Wild birds, especially waterfowl, are natural reservoirs for the influenza viruses.  That is, these birds can be infected by the virus, yet show no clinical signs of the disease.  These birds are hypothesized to be the primary culprit in introducing the virus to domestic poultry. 

The disease can also spread to birds through contact with infected birds and poultry products, and through manure and litter containing high concentrations of the virus, for example through contaminated clothing and footwear, vehicles and equipment (egg flats, crates), feed and water.  That is why it is of paramount importance to have stringent guidelines about the domestic and international movement of poultry, poultry equipment, and people who may have come into contact with the virus.  

Avian Flu is obviously a big problem on poultry farms where many birds are in close proximity to each other facilitating fairly easy transmission of the virus from bird to bird.  The problem compounds itself as the high density of birds may produce a stressful “crowding effect” that has been found to suppress the bird’s immune system, making its natural defense against the virus less effective.     

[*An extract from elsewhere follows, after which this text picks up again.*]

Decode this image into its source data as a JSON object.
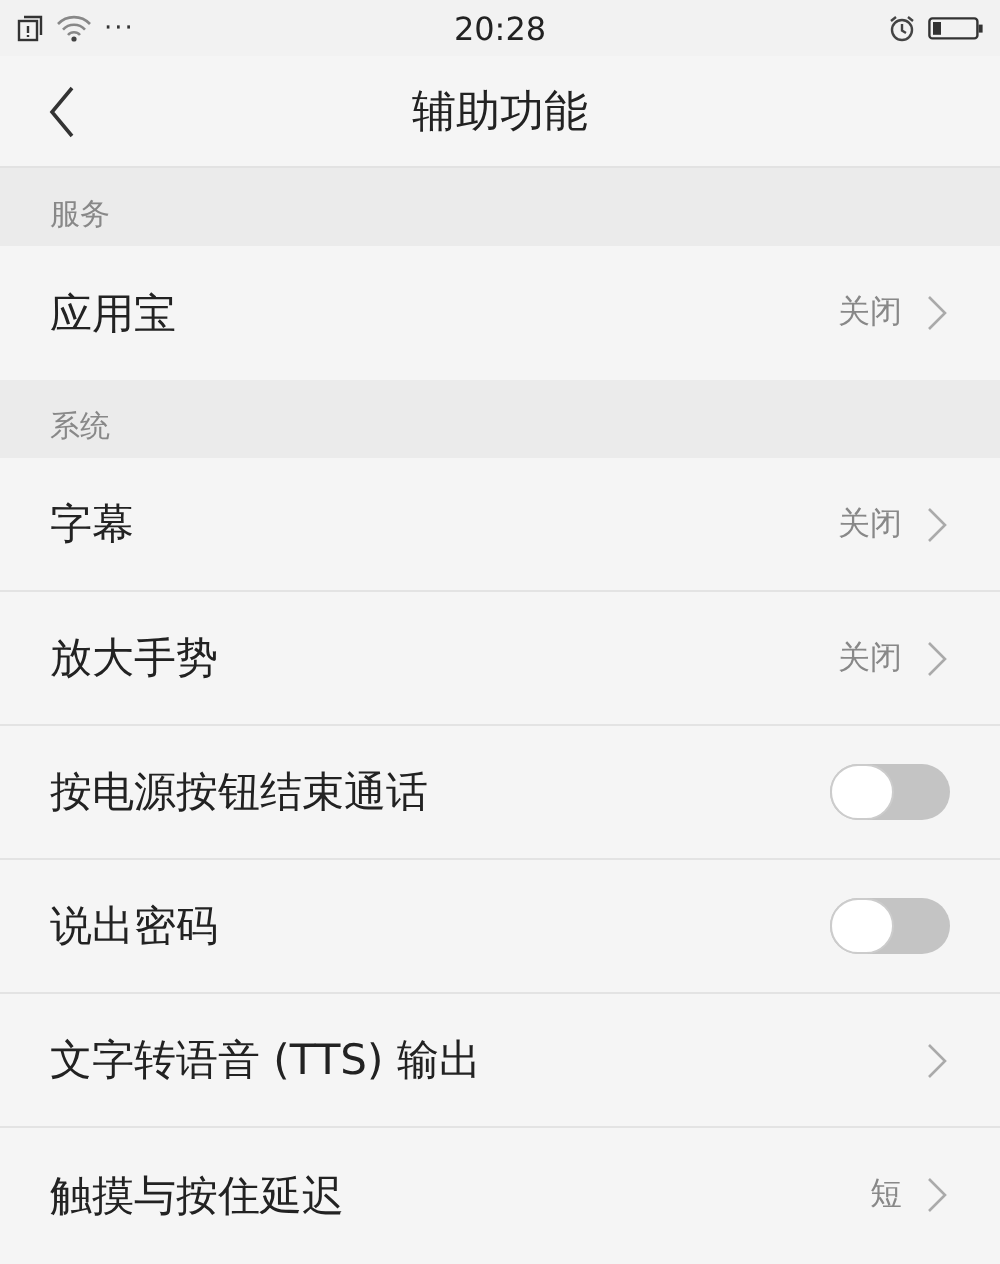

A study conducted by the World Health Organization (WHO) and St. Jude Children’s Research Hospital (Memphis, U.S.) on ducks to investigate the effect of highly pathogenic Avian Flu virus subtype H5N1.  Researchers found that the virus infects, colonizes, and replicates in cells constituting the respiratory and gastrointestinal tracts of the experimentally infected ducks.  High quantities of the virus (103.5 – 105.5 particles per ml) are excreted via the respiratory route as well as in feces.  Infected ducks shed the virus for at least 10 days and some for a longer period, up to 17 days and longer.  One gram of contaminated manure can contain enough viral particles to infect 1 million birds.